Skip to:


Spouses face licensing roadblocks in variety of fields

Karen Jowers | Military Times

Although 49 states have passed laws addressing the portability of professional certifications and licenses, the devil is in the details for military spouses who make frequent moves from state to state.

Some states have enacted legislative language that's quite strong, but in some, it's weak, said Eddy Mentzer, the Defense Department's program manager for spouse education and career opportunities, who took part in a panel discussion on credentialing for military spouses April 28 at the American Legion's National Credentialing Summit in Washington, D.C.

Varying laws related to getting licenses and certifications needed for employment by each state is a significant issue for many spouses as they try to navigate the requirements in order to get a job at their sponsor's next duty station. Spouses are found in virtually all career fields, and many are affected by license and certification requirements each time they make a military move.

Mentzer spoke of one military spouse, a hairdresser, who moved to Virginia with her Navy corpsman husband and described the licensing difficulties she endured as "unbelievable."

She had licenses from five states where she and her husband had previously lived. But when she took those licenses into the Virginia state office and asked for an expedited review, she was told she had to have notarized copies of each of those licenses. It took her more than four months to obtain those documents, largely because she was no longer physically located in the states that had issued them.

"Who's your advocate when you're that one spouse trying to get a governing body to expedite?" Mentzer said. "Many spouses don't have the resources."

Panelists discussed the case of a teacher who faced so much difficulty transferring her credentials in a new state that she hired an attorney.

Teachers often have particular difficulty because of varying licensure requirements, two panelists said.

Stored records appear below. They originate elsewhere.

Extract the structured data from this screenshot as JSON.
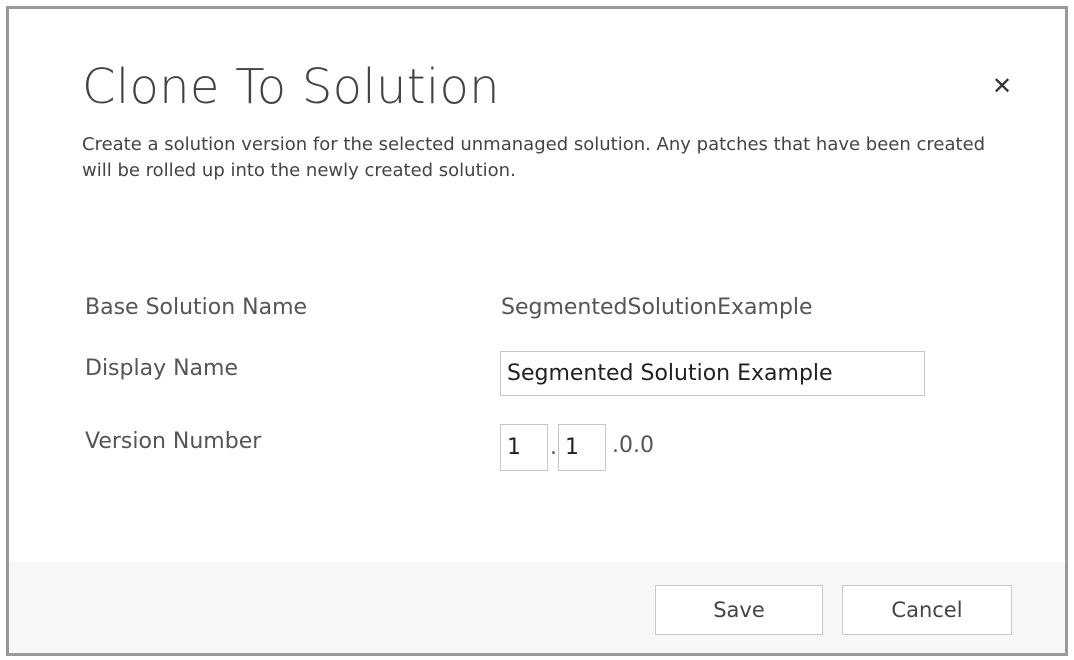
{
  "dialog": {
    "title": "Clone To Solution",
    "close_icon": "close-icon",
    "close_glyph": "✕",
    "description": "Create a solution version for the selected unmanaged solution. Any patches that have been created will be rolled up into the newly created solution."
  },
  "fields": {
    "base_solution_name": {
      "label": "Base Solution Name",
      "value": "SegmentedSolutionExample"
    },
    "display_name": {
      "label": "Display Name",
      "value": "Segmented Solution Example"
    },
    "version_number": {
      "label": "Version Number",
      "major": "1",
      "separator": ".",
      "minor": "1",
      "suffix": ".0.0"
    }
  },
  "footer": {
    "save_label": "Save",
    "cancel_label": "Cancel"
  }
}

Tamara Hiler, policy advisor for education for The Third Way, said her organization supports creating a structure for a common application for teacher licensure that states could opt into. States would set a minimum bar for the licensing standards, allowing them to raise the bar on teaching requirements.

That also would allow states to recruit teachers from whatever states are participating in the common application. "It would give teachers the opportunity to more freely and easily move their licensure across state lines," she said.

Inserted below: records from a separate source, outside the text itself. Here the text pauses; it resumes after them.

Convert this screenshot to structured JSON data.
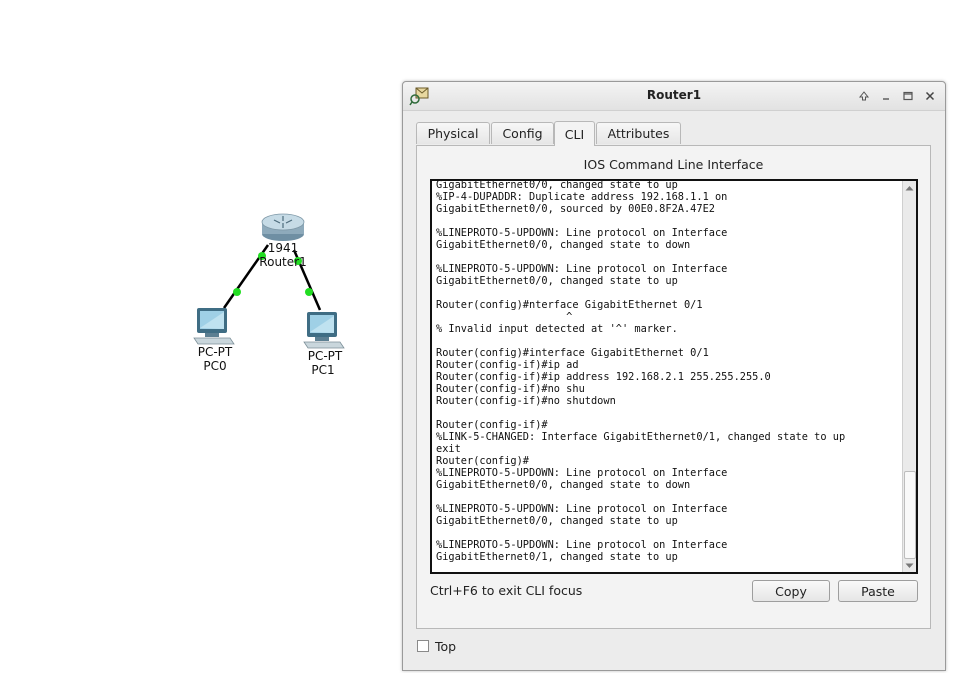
{
  "topology": {
    "router": {
      "model": "1941",
      "name": "Router1"
    },
    "pc0": {
      "type": "PC-PT",
      "name": "PC0"
    },
    "pc1": {
      "type": "PC-PT",
      "name": "PC1"
    },
    "link_light_color": "#22dd22"
  },
  "window": {
    "title": "Router1",
    "tabs": [
      {
        "label": "Physical",
        "active": false
      },
      {
        "label": "Config",
        "active": false
      },
      {
        "label": "CLI",
        "active": true
      },
      {
        "label": "Attributes",
        "active": false
      }
    ],
    "panel_title": "IOS Command Line Interface",
    "cli_lines": [
      "GigabitEthernet0/0, changed state to up",
      "%IP-4-DUPADDR: Duplicate address 192.168.1.1 on",
      "GigabitEthernet0/0, sourced by 00E0.8F2A.47E2",
      "",
      "%LINEPROTO-5-UPDOWN: Line protocol on Interface",
      "GigabitEthernet0/0, changed state to down",
      "",
      "%LINEPROTO-5-UPDOWN: Line protocol on Interface",
      "GigabitEthernet0/0, changed state to up",
      "",
      "Router(config)#nterface GigabitEthernet 0/1",
      "                     ^",
      "% Invalid input detected at '^' marker.",
      "",
      "Router(config)#interface GigabitEthernet 0/1",
      "Router(config-if)#ip ad",
      "Router(config-if)#ip address 192.168.2.1 255.255.255.0",
      "Router(config-if)#no shu",
      "Router(config-if)#no shutdown",
      "",
      "Router(config-if)#",
      "%LINK-5-CHANGED: Interface GigabitEthernet0/1, changed state to up",
      "exit",
      "Router(config)#",
      "%LINEPROTO-5-UPDOWN: Line protocol on Interface",
      "GigabitEthernet0/0, changed state to down",
      "",
      "%LINEPROTO-5-UPDOWN: Line protocol on Interface",
      "GigabitEthernet0/0, changed state to up",
      "",
      "%LINEPROTO-5-UPDOWN: Line protocol on Interface",
      "GigabitEthernet0/1, changed state to up"
    ],
    "exit_hint": "Ctrl+F6 to exit CLI focus",
    "copy_label": "Copy",
    "paste_label": "Paste",
    "top_label": "Top",
    "top_checked": false
  }
}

Among the 50 states, there are more than 600 different licensure tests teachers may be expected to take, Hiler said.

States are the only entity in the U.S. that have the responsibility and authority to license teachers, noted Emily Feistritzer, president of Teach-NOW, an online teacher preparation program for college graduates.

But although no overall agreement among all states exists, "in reality, reciprocity is growing," with states increasingly accepting candidates with teaching certificates from other states, said Feistritzer, who has worked on these issues for decades.

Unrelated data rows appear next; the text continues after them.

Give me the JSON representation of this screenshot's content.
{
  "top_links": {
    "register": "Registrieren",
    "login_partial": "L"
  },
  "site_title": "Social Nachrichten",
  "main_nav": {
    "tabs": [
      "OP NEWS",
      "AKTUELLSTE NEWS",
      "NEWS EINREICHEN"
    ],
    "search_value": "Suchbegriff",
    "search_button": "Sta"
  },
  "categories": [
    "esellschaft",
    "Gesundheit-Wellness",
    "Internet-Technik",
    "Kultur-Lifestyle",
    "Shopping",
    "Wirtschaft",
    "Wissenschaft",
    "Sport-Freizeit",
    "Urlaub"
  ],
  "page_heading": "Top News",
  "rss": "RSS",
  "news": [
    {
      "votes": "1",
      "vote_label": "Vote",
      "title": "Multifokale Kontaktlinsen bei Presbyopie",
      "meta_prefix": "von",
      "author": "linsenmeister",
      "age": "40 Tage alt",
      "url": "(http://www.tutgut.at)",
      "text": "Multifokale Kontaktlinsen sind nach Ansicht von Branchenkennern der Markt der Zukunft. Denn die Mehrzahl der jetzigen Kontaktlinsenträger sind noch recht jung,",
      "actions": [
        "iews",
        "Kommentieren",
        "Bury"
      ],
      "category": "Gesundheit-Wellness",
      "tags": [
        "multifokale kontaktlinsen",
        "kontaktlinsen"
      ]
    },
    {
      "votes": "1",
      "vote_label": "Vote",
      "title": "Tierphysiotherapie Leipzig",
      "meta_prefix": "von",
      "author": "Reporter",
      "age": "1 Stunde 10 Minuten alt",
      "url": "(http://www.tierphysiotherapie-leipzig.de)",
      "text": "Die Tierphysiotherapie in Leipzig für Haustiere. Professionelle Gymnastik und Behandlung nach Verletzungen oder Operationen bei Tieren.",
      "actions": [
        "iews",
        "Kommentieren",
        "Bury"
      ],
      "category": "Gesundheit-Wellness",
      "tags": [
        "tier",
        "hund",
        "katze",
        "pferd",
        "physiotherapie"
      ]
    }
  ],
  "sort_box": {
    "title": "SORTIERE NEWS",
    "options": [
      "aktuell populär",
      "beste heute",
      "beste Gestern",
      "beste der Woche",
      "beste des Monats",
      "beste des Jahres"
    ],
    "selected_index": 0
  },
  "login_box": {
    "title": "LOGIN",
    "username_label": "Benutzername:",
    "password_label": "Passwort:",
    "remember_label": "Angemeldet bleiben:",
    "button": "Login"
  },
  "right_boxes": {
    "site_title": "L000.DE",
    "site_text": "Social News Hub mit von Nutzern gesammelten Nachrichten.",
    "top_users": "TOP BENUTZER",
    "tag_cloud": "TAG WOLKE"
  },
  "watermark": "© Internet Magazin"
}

Teach-NOW results in regular, full-time teaching licenses that are recognized in many states and a number of other countries, and works with candidates to get their teaching license recognized where they want to teach.

Feistritzer said the nine-month program is ideal for military spouses and those transitioning out of the military. The regular cost is $6,000, but for the military, including spouses, it's $5,000.